In recent years, women’s sports have enjoyed a watershed moment in several of the world’s largest markets. Despite decades of success, the US Women’s National Soccer Team were paid less than the far-less imperious men’s team – before a landmark settlement and US House bill in 2022 saw it become a requirement to match pay between genders. Meanwhile, in the UK, the success of the Lionesses at Euro 2022 thrust women’s sport into the national limelight in a way that had previously been unprecedented.
Amid these huge changes, the on-field success of women’s sports is also driving financial growth behind the scenes. With growing fan-engagement, broadcasters are airing more games, and opportunities for sponsors are likely to boom, too – further driving the growth trend later on. As a result, PwC anticipates that the market is set to enjoy solid growth over the next three years.
The PwC Global Sports Survey, polled 507 senior sports executives from across 43 countries, and analysed the market forces likely to transform the sports sector over the next three to five years and looks at how those perceptions have changed in the last 12 months.
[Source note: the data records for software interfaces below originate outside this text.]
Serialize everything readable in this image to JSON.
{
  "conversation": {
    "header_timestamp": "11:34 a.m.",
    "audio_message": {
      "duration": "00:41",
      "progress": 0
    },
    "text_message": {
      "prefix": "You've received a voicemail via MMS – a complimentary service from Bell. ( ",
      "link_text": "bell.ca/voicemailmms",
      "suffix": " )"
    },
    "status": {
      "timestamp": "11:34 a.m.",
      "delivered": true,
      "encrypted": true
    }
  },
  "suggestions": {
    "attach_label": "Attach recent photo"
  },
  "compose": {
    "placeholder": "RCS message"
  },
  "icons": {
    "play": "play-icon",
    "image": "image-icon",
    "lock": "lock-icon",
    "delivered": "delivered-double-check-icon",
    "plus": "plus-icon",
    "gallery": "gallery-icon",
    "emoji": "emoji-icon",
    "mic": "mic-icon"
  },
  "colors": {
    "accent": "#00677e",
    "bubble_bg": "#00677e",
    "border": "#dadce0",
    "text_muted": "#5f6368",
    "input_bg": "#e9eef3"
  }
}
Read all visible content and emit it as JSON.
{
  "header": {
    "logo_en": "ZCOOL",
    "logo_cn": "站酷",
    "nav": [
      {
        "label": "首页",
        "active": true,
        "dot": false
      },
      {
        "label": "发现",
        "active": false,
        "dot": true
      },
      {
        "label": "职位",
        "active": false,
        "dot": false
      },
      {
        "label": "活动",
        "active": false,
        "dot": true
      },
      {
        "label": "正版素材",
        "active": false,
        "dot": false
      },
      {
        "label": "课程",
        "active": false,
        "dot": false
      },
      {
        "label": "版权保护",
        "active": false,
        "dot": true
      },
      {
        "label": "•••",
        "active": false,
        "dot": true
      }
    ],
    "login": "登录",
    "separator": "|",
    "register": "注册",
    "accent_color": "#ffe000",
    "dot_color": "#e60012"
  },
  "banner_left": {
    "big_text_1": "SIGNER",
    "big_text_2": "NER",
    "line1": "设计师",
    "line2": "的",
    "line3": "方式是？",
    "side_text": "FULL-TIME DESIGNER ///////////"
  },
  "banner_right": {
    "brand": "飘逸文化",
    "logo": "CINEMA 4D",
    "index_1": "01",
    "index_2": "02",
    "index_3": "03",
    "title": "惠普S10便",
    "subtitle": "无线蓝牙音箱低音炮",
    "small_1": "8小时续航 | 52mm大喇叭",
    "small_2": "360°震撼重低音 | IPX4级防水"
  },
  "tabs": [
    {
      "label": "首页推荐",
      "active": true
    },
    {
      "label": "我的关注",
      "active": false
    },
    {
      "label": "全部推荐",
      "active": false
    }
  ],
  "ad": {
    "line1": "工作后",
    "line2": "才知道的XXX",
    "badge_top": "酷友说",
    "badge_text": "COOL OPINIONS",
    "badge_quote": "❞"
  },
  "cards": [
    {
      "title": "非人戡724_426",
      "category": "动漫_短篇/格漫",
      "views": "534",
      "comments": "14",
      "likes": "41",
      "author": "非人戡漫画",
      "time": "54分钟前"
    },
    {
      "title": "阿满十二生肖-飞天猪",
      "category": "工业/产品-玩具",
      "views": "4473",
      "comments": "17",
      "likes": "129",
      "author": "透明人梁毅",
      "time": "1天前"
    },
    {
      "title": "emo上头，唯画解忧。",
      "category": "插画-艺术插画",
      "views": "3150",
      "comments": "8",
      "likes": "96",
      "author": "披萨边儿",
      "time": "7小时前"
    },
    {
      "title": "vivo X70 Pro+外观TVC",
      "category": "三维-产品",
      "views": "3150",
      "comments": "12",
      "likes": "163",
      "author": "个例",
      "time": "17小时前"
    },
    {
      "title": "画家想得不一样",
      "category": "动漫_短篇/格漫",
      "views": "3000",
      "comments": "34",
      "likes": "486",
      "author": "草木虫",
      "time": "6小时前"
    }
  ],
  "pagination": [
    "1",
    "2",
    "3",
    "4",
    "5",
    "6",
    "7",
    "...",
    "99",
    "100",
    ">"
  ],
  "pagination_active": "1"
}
Overall, this found that executives are very positive about the outlook, as they finally look to move beyond the debilitating impacts of the lockdown period, with the outlook for growth improving in the last year from 5 to 6.5%. The key revenue drivers of the improving growth are increased media rights, the resumption of ticketing and hospitality and growing betting related revenues.
Clive Reeves, Global Sports Leader at PwC, commented, “Following a difficult few years due to the Covid-19 pandemic, the sports industry is on the path to recovery and it is great to see in our survey results that the spirit of optimism has returned. With fans now back in stadiums and strong consumer demand for sports content, growth expectations have increased compared to previous years.”
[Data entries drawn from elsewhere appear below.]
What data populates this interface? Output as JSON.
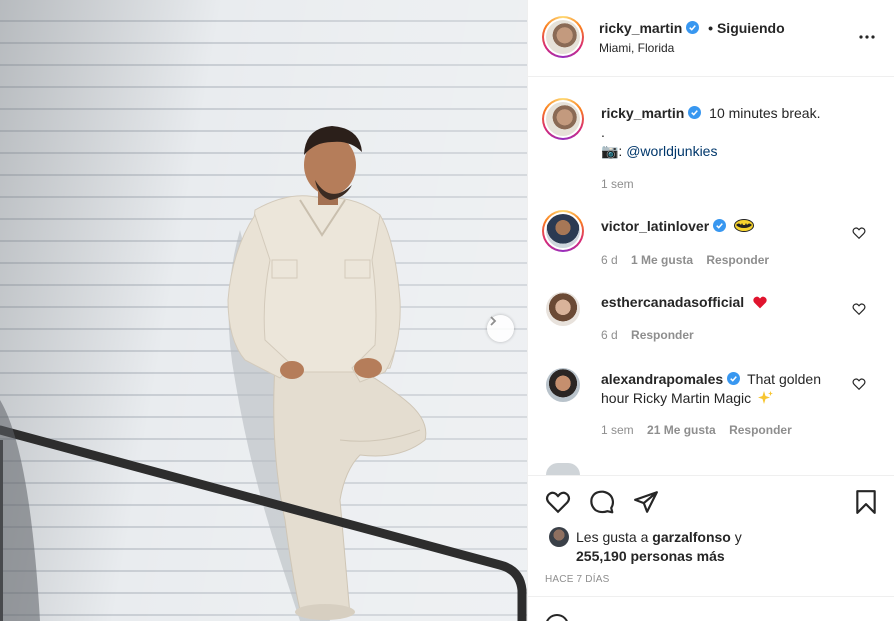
{
  "post_header": {
    "username": "ricky_martin",
    "following": "• Siguiendo",
    "location": "Miami, Florida",
    "more_icon": "ellipsis-icon"
  },
  "caption": {
    "username": "ricky_martin",
    "line1": "10 minutes break.",
    "line2": ".",
    "camera_emoji": "📷:",
    "mention": "@worldjunkies",
    "time": "1 sem"
  },
  "comments": [
    {
      "username": "victor_latinlover",
      "verified": true,
      "text": "",
      "emoji": "batman-emoji",
      "time": "6 d",
      "likes": "1 Me gusta",
      "reply": "Responder"
    },
    {
      "username": "esthercanadasofficial",
      "verified": false,
      "text": "",
      "emoji": "red-heart-emoji",
      "time": "6 d",
      "likes": "",
      "reply": "Responder"
    },
    {
      "username": "alexandrapomales",
      "verified": true,
      "text": "That golden",
      "text2": "hour Ricky Martin Magic",
      "emoji": "sparkle-emoji",
      "time": "1 sem",
      "likes": "21 Me gusta",
      "reply": "Responder"
    }
  ],
  "likes": {
    "prefix": "Les gusta a",
    "user": "garzalfonso",
    "suffix": "y",
    "count": "255,190 personas más"
  },
  "posted": "HACE 7 DÍAS",
  "colors": {
    "verified": "#3897f0",
    "heart_red": "#ed4956",
    "link": "#00376b"
  }
}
Over a longer period, this outlook became even more sunny. Over 70% of executives believe that revenues will grow by more than 15% in the next three-to-five years. This forecast is supported by the growing interest from media companies and sponsors who are increasingly seeking to realise the opportunities women’s sport offers, with a number of improved partnerships formed in the past year.
The majority of sports executives therefore view the women’s sport market as a critical part of future industry growth. At present, PwC finds that institutional investment is yet to follow this trend – adopting a more cautious wait and see approach. However, with increasing live coverage already widening the reach of women’s sports, commercial partners who act soonest may be priming themselves for greater sales impacts in the future. Among the greatest opportunities, 42% of executives noted that sponsorship could offer greater access to a female audience, and help build positive brand associations.
Reeves, added “Increasing the visibility of women’s sport on high-reach networks can set a powerful flywheel in motion. Extending reach and growing fandom are essential to attract commercial partners and investors who are willing to invest in women’s sport and provide the required financial resources to enable growth at all levels.”
Illustrating this potential impact, there have already been a number of significant investments in sports leagues and teams in the past year by private equity groups and sovereign wealth funds. PwC’s survey reveals that 83% of senior sports executives believe institutional investment like this will continue to grow until 2028.